There’s something heartening about audiences in shorts and T-shirts leaping to their feet in a concert hall to cheer well-turned showpieces by Ravel, Barber and Jacques Ibert. It shakes loose the idea that casual vibes are incompatible with high musical values.
The luminous Trinidadian soprano Jeanine De Bique sang a rendition of Samuel Barber’s “Knoxville: Summer of 1915” so touching and minutely observed that I instinctively reached for my husband’s hand. De Bique’s voice, rich and grounded, seemed to bloom from somewhere deep inside her, taking on a slender, shimmery quality as it extended toward the top of her range.
Other soloists included the saxophonist Steven Banks, who radiated mellow glamour in the long lines of a Glazunov concerto; the violinist Augustin Hadelich, who dug into the raw strangeness of Ravel’s “Tzigane” and drew out the warm midrange of his Guarneri violin in a relative rarity by Boulogne; and the violinist Joshua Bell, who played pieces by Florence Price and Henri Vieuxtemps in a concert I missed led by Jonathon Heyward, who will become the first Black music director of the Baltimore Symphony in 2023.
The replacement of printed programs with QR codes felt like a budgetary constraint, a nonchalant trimming of concert amenities and a nod to our new, continuing pandemic normal. But it drew at least one loud complaint from an attendee.
As if in reply, Langrée took the stage and offered entertaining explanatory remarks — a new tradition in the making — before his translucent account of Ravel’s “Mother Goose” Suite. The conductor Roderick Cox spoke movingly of his program a few nights later, though the distinctive atmosphere of Barber’s “Knoxville” and Copland’s “Appalachian Spring” Suite suffered from his unshaped orchestral climaxes.
There were new frontiers, too: Nokuthula Ngwenyama wrote the beautifully direct “Primal Message” (2020), a more emotive version of the Arecibo message sent into space in 1974, and the ensemble’s musicians invited concertgoers to mingle with them in the lobby after each concert.
If the series told a story — one of remembrance, reclamation and exultation — then it seemed appropriate to conclude with Mozart’s Requiem, a piece of vaulting yet intensely personal feeling, which I was sad to miss on Friday and Saturday.
But there’s another story here: Langrée’s contract runs through the 2023 season, and the orchestra’s contract is up for negotiation in February. (Thake has already expressed a desire to engage it next season.)

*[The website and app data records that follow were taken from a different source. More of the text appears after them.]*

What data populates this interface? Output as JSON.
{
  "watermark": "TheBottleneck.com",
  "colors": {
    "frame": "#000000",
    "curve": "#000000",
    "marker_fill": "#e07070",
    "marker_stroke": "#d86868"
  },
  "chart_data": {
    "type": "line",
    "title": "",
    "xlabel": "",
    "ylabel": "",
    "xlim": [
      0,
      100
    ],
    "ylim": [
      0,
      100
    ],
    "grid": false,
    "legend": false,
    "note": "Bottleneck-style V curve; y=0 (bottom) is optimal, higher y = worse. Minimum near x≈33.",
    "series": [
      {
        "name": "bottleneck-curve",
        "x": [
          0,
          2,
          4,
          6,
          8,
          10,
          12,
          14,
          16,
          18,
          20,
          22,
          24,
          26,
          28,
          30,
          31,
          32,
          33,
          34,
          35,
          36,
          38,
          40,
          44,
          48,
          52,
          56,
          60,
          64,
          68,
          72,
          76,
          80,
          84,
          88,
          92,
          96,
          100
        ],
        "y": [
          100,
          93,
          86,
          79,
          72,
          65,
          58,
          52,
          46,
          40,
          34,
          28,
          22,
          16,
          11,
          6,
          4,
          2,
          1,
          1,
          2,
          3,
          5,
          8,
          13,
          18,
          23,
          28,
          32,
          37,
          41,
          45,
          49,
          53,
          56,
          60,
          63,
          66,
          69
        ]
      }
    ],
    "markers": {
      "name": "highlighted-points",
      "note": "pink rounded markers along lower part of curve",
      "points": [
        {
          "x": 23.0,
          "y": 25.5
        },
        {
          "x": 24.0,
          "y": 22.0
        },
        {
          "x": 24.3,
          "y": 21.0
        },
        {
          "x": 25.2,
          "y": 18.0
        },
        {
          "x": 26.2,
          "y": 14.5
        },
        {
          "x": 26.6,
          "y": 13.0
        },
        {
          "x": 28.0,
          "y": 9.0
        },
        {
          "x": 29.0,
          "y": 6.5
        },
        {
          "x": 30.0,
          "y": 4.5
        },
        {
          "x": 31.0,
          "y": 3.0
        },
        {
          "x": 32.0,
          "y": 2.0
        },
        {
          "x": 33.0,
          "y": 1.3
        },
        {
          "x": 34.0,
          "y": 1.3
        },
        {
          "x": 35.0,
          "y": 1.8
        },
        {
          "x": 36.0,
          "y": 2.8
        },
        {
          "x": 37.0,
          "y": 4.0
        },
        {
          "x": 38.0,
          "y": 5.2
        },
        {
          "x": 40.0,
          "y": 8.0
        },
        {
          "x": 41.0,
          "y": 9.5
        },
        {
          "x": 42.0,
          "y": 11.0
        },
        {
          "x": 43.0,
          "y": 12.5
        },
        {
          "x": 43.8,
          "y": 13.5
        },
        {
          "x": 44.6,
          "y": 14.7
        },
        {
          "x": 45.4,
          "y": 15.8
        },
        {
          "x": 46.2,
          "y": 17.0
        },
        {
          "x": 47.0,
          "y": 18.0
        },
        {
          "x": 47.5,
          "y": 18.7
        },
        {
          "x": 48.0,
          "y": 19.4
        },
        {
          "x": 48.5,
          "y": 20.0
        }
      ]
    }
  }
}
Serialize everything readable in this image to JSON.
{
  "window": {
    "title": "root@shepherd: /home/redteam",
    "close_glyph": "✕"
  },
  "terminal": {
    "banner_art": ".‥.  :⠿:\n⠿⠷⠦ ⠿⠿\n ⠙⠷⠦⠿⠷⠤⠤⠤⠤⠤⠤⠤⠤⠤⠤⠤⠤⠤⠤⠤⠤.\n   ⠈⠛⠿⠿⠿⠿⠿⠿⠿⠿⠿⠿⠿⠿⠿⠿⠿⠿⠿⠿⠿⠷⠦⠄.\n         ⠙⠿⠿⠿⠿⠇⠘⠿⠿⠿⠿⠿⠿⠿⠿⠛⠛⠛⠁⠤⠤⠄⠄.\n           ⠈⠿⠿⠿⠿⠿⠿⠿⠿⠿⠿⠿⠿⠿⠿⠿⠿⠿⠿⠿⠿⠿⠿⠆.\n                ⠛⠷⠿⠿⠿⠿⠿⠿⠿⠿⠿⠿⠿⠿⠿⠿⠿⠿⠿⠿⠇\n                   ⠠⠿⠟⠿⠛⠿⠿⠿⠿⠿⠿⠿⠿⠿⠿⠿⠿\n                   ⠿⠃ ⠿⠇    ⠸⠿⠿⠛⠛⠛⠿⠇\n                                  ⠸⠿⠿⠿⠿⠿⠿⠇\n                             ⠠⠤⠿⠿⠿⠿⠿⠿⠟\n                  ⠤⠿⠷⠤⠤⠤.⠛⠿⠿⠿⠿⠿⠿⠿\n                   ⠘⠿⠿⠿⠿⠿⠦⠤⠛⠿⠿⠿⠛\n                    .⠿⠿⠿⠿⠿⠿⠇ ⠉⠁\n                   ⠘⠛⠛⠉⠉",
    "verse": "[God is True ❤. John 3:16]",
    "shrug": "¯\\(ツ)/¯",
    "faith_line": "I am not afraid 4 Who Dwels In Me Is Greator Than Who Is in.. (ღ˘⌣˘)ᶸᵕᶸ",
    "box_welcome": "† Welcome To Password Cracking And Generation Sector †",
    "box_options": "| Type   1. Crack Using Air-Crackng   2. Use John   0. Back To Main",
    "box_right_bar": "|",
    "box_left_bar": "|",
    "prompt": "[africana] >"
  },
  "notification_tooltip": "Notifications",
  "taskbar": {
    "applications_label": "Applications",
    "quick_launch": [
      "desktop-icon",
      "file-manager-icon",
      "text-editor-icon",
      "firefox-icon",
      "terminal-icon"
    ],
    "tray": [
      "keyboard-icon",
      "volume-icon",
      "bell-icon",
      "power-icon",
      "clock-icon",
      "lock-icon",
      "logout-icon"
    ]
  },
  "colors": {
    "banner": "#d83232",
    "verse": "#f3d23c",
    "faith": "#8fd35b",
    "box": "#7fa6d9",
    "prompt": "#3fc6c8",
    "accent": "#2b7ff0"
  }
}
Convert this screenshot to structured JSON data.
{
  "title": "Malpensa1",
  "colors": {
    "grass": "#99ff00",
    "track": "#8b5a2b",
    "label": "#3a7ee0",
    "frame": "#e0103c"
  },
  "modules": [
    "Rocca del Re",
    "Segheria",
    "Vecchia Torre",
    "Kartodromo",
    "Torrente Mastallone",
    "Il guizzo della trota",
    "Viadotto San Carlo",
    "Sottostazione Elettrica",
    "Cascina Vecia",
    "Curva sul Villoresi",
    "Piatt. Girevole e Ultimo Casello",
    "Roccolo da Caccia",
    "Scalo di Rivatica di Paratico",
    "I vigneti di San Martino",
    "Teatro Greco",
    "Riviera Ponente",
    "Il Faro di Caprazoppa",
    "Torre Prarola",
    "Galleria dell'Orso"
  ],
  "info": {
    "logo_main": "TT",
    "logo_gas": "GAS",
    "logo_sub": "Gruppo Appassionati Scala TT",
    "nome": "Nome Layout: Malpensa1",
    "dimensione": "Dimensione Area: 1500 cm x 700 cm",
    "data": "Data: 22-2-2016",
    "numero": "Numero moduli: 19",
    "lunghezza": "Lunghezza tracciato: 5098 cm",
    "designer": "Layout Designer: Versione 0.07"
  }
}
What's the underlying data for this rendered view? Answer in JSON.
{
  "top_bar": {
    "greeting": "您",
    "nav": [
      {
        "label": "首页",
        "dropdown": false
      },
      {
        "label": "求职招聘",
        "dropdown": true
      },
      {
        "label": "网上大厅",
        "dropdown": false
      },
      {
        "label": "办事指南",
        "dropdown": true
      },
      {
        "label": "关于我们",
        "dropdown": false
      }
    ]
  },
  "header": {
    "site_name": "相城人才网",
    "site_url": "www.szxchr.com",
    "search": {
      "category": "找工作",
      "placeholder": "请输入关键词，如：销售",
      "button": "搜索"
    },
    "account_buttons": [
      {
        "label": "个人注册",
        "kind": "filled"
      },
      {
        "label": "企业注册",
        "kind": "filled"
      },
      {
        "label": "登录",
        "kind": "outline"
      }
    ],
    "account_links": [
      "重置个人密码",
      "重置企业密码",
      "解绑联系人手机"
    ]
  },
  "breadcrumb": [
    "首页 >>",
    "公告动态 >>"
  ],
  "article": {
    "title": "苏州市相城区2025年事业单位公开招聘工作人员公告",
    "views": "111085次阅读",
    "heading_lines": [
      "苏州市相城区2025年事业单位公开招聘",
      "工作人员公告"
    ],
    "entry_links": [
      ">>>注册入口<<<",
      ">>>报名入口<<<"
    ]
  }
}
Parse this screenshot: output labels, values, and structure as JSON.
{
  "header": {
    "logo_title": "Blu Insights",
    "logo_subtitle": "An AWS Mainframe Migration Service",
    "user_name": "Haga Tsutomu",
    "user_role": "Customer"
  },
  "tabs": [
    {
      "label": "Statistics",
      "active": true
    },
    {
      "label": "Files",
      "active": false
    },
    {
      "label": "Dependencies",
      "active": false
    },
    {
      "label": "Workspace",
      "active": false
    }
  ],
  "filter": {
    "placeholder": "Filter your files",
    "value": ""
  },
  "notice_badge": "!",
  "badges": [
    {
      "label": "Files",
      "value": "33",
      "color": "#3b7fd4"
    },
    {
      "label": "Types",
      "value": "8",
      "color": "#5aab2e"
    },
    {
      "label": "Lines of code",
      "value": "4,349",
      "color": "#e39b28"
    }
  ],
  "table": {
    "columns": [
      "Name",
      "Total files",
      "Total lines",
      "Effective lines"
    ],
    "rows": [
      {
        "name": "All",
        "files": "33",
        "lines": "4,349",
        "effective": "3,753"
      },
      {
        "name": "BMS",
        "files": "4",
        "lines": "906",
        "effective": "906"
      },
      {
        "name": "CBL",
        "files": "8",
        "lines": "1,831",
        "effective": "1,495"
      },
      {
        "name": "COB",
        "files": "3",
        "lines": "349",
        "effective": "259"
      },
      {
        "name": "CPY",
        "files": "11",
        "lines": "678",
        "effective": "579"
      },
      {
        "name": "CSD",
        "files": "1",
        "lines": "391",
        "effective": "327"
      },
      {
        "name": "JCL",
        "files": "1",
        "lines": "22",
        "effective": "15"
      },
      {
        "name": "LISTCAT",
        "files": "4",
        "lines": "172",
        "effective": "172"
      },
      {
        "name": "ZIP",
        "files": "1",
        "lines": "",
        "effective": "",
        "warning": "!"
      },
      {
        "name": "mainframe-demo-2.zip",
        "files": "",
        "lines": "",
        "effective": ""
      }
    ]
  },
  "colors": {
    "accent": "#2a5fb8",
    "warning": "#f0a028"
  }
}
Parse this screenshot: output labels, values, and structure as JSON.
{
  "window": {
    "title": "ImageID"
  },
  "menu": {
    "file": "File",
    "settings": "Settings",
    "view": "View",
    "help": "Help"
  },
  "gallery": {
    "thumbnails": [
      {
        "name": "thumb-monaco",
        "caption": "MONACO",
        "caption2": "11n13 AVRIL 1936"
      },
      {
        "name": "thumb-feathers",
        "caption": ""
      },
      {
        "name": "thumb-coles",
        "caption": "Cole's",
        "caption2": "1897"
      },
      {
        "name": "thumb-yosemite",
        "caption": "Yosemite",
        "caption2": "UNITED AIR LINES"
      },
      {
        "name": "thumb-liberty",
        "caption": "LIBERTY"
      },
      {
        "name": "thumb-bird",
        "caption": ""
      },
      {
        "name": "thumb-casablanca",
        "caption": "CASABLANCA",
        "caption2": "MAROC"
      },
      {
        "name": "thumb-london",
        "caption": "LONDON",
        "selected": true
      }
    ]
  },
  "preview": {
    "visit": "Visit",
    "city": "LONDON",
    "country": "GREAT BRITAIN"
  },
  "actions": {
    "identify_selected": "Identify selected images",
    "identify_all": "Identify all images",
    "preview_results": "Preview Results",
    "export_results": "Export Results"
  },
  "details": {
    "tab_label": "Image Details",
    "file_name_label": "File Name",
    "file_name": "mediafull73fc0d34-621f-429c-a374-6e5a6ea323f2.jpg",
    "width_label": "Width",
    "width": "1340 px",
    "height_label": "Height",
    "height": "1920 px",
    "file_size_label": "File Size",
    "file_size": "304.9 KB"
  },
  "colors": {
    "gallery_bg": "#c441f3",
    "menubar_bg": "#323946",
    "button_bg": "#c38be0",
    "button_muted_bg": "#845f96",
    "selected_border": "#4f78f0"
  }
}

If these concerts felt like the Mostly Mozart Festival Orchestra’s audition to join Thake’s new Lincoln Center, then the ensemble did everything it could to secure its part.